For instance, the rule 17 is an alert triggered whenever a dose of amitriptyline ≥ 50 mg is ordered for a patient who is 65 years of age or older. As clinicians became familiar with this rule over time, they stopped ordering amitriptyline as frequently, Jablonski says.

Another advantage of the alerts is that pharmacists can rely on these to warn them if a patient's lab values worsen while on drugs that are renally excreted, he notes.

"It's an automatic surveillance," he adds. "Before, hospitals would each day receive a report from the lab showing all serum levels."

Another change taking place is that some of the alerts now are being transformed into more dramatic alerts that will pop up on the computer screen when clinicians are keying in a drug order.

The ultimate goal is to send physicians a message each time they prescribe a drug. The message would address whether the particular drug therapy is relevant, and it would outline the drug's potential side effects and how it might impact the patient's care.

"Some day, we'll have a truly smart system that will prevent ADEs from ever happening before they get off the ground," Jablonski says. "If a physician tries to order warfarin, and there is no baseline PTNR, then it will pop up on the screen and say, 'You can't proceed until you order this lab.'"

The electronic ADE system is moving in this direction, but still has some distance to go, he adds.

Reference

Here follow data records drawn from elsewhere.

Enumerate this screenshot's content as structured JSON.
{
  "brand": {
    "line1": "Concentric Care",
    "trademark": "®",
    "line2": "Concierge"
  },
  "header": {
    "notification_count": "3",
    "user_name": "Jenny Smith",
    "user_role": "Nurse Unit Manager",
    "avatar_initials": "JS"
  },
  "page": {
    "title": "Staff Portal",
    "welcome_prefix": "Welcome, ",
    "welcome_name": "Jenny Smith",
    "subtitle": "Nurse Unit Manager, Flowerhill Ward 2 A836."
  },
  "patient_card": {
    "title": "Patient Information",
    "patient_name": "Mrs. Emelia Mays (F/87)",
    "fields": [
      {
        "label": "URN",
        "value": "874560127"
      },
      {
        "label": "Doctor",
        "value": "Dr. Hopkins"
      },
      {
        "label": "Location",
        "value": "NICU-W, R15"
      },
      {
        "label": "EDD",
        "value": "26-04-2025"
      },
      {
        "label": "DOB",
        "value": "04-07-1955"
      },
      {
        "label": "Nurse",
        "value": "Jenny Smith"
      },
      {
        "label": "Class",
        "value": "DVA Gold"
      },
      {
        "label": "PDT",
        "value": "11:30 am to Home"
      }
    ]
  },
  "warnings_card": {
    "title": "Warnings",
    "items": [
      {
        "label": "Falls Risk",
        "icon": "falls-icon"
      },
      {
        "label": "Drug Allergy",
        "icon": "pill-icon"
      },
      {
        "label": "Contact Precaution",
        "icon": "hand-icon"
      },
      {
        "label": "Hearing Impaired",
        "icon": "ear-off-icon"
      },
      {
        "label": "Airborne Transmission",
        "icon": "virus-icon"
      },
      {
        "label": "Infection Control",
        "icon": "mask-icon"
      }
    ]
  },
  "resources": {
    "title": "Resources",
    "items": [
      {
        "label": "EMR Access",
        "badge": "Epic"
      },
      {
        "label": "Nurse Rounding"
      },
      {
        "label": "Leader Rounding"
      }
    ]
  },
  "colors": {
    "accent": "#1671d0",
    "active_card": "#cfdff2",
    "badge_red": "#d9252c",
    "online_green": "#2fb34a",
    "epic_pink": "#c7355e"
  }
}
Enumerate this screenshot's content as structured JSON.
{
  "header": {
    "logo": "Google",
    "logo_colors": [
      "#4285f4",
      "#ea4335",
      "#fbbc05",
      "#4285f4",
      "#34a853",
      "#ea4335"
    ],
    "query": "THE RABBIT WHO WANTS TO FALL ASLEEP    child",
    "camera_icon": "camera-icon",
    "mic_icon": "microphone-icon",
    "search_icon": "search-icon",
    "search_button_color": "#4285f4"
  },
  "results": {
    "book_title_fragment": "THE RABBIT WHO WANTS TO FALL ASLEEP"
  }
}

  1. Piontek F, Kohli R, Conlon P, et al. Effects of an adverse-drug-event alert system on cost and quality outcomes in community hospitals. Am J Health Syst Pharm 2010;67:613-620.